Therefore, all prophetic activity had to be examined. In the period immediately after the Apostles, prophets continued to play an important leadership role in the church, sometimes being called high priests. They were the only ones permitted to speak freely in the liturgybecause of their inspiration by the Holy Spirit.
Gradually, however, the liturgy became more and more fixed, and less freedom and innovation was permitted; that change, combined with the threat of false prophecy, eliminated those charismatic personalities.
Among the heretical sects that advocated a return to prophetic activity, Montanism 2nd centuryled by the prophet Montanusadvocated that the spirit of truth had come through Montanus.
The freedom of doctrinal innovation that Montanus advocated could well have led to doctrinal anarchyand the result of the struggle against that heresy was the suppression of charismatic prophecy, wherein ecstatic inspiration came to be viewed by the church as demonic.
Another prophet who created a problem in the early church was Mani —the 3rd-century founder of a dualistic religion that was to bear his name Manichaeism —who considered himself to be the final messenger of God, after whom there was to be no other.
Prophetic and millenarian movements in later Christianity In Western medieval church doctrines and rituals, active prophecy had no place. Prophetic activity was carried on, however, through holy orders.
Mystically oriented holy men would sometimes appear as prophets with a special message, and even ecstatics found their places within the monasteries. In Eastern Christianity, monastic life stressed training in mystical experience.
The early and medieval church hierarchy generally opposed chiliasm because such movements often became associated with nationalistic aspirations. Though the key leaders of the Protestant Reformation opposed chiliasm, and therefore minimized its effects upon the emergent denominations e.
Prophecy in Islam The centrality of prophecy in Islam Pre-Islamic prophecy in Arabia was no different in character from other Semitic prophecy.
The importance of the seers and diviners was noted in all aspects of life. Any problem might be submitted to such men, and their oracular answers were given with divine authority.To recover the designed purposes for the Jews and the Church in God's prophetic plan.
Through intertexture analysis of the second chapter of the Acts of the Apostles, this paper explores the use of the gift of prophecy, through the Holy Spirit, to communicate God’s divine empowerment of leaders in the early Christian church as in.

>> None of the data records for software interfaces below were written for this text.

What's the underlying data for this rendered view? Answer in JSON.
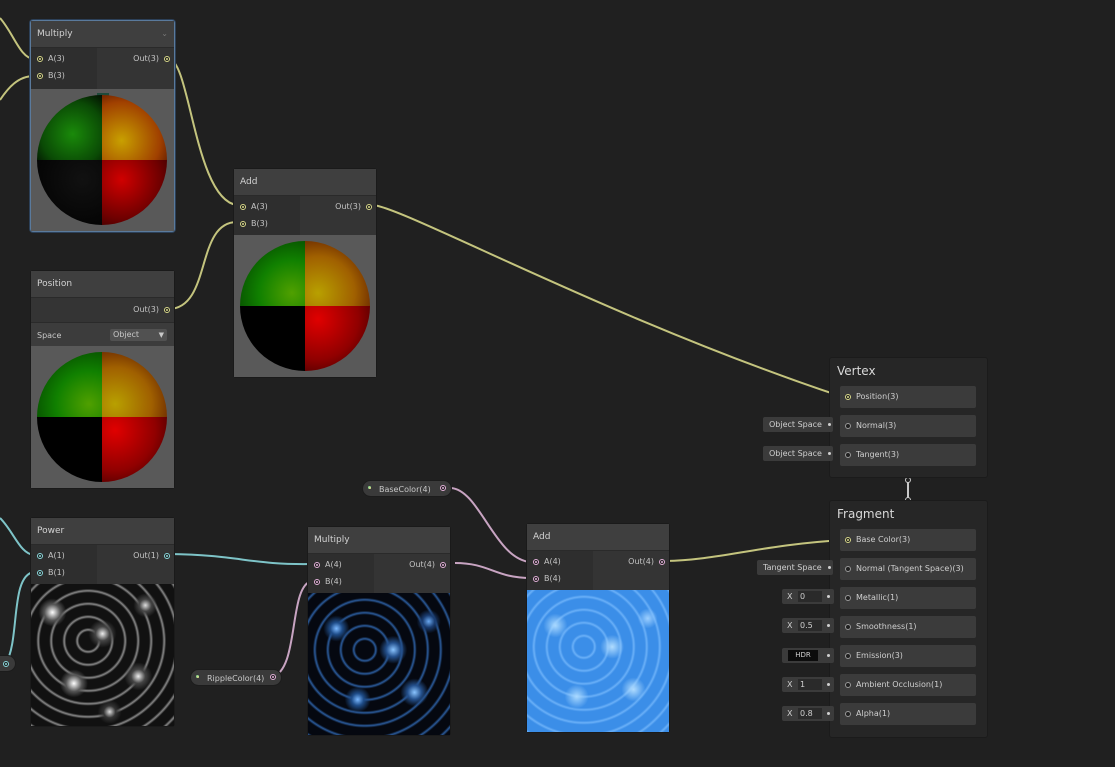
{
  "nodes": {
    "multiply_top": {
      "title": "Multiply",
      "in_a": "A(3)",
      "in_b": "B(3)",
      "out": "Out(3)"
    },
    "add_top": {
      "title": "Add",
      "in_a": "A(3)",
      "in_b": "B(3)",
      "out": "Out(3)"
    },
    "position": {
      "title": "Position",
      "out": "Out(3)",
      "space_label": "Space",
      "space_value": "Object"
    },
    "power": {
      "title": "Power",
      "in_a": "A(1)",
      "in_b": "B(1)",
      "out": "Out(1)"
    },
    "multiply_bottom": {
      "title": "Multiply",
      "in_a": "A(4)",
      "in_b": "B(4)",
      "out": "Out(4)"
    },
    "add_bottom": {
      "title": "Add",
      "in_a": "A(4)",
      "in_b": "B(4)",
      "out": "Out(4)"
    }
  },
  "properties": {
    "base_color": "BaseColor(4)",
    "ripple_color": "RippleColor(4)"
  },
  "vertex": {
    "title": "Vertex",
    "slots": [
      "Position(3)",
      "Normal(3)",
      "Tangent(3)"
    ],
    "normal_default": "Object Space",
    "tangent_default": "Object Space"
  },
  "fragment": {
    "title": "Fragment",
    "slots": [
      "Base Color(3)",
      "Normal (Tangent Space)(3)",
      "Metallic(1)",
      "Smoothness(1)",
      "Emission(3)",
      "Ambient Occlusion(1)",
      "Alpha(1)"
    ],
    "normal_default": "Tangent Space",
    "x_label": "X",
    "metallic_value": "0",
    "smoothness_value": "0.5",
    "emission_label": "HDR",
    "ao_value": "1",
    "alpha_value": "0.8"
  },
  "colors": {
    "vector3_wire": "#c4c47e",
    "vector1_wire": "#7ec4c8",
    "vector4_wire": "#c8a4c2",
    "selection": "#5a7a9c"
  }
}
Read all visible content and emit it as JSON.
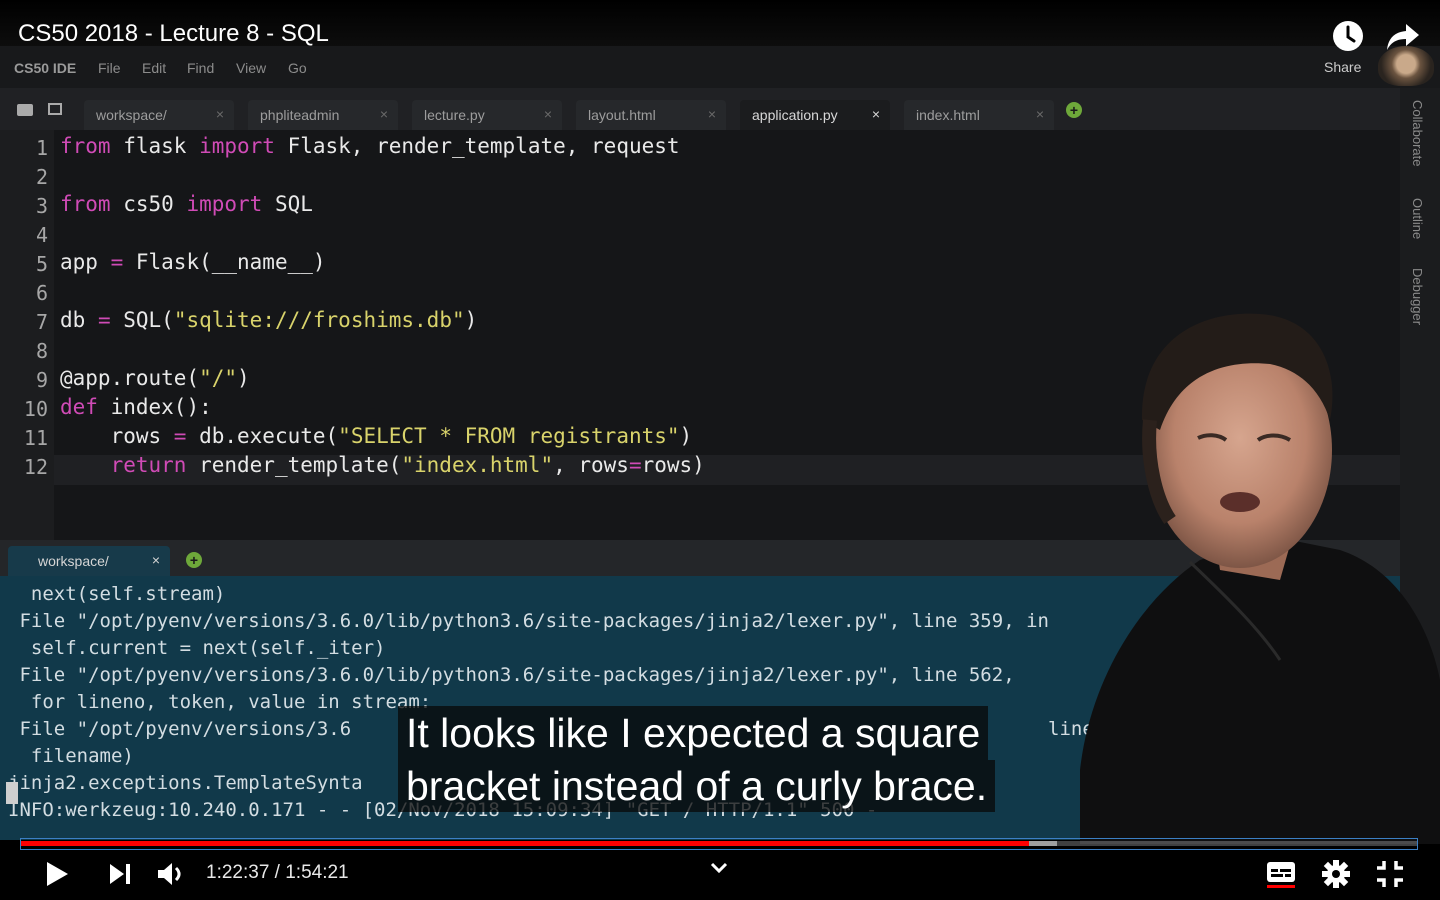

An Ecstasy of Folly: Prophecy and Authority in Early Christianity. 28 Pages. Prophecy and Authority in Early Christianity.
scholars have studied a variety of issues in early Christian prophecy—leadership, prophets’ itinerancy, prophetic versus ecclesiastical authority, and the genres and forms of prophetic utterances and literature. Criticism of Christianity has a long history stretching back to the initial formation of the religion during the Roman Empire.
Unfulfilled prophecy God reveals Elizabeth Clark cites early Christian writings by authors such as Tertullian. The New Prophecy and "New Visions": Evidence of Montanism in the "Passion of Does pbilological analysis of tbe Early Christian Culture Making (New York, ) offers a brilliant reading of deatb, gender, propbetic authority, and editorial.
Analysis of an Early Christian Midrash by Birger Gerhardsson, then you've come to the right website. We have The Testing of God's Son: (Matt. & PAR), An Analysis of an Early Christian Midrash DjVu, txt, PDF, doc, ePub formats.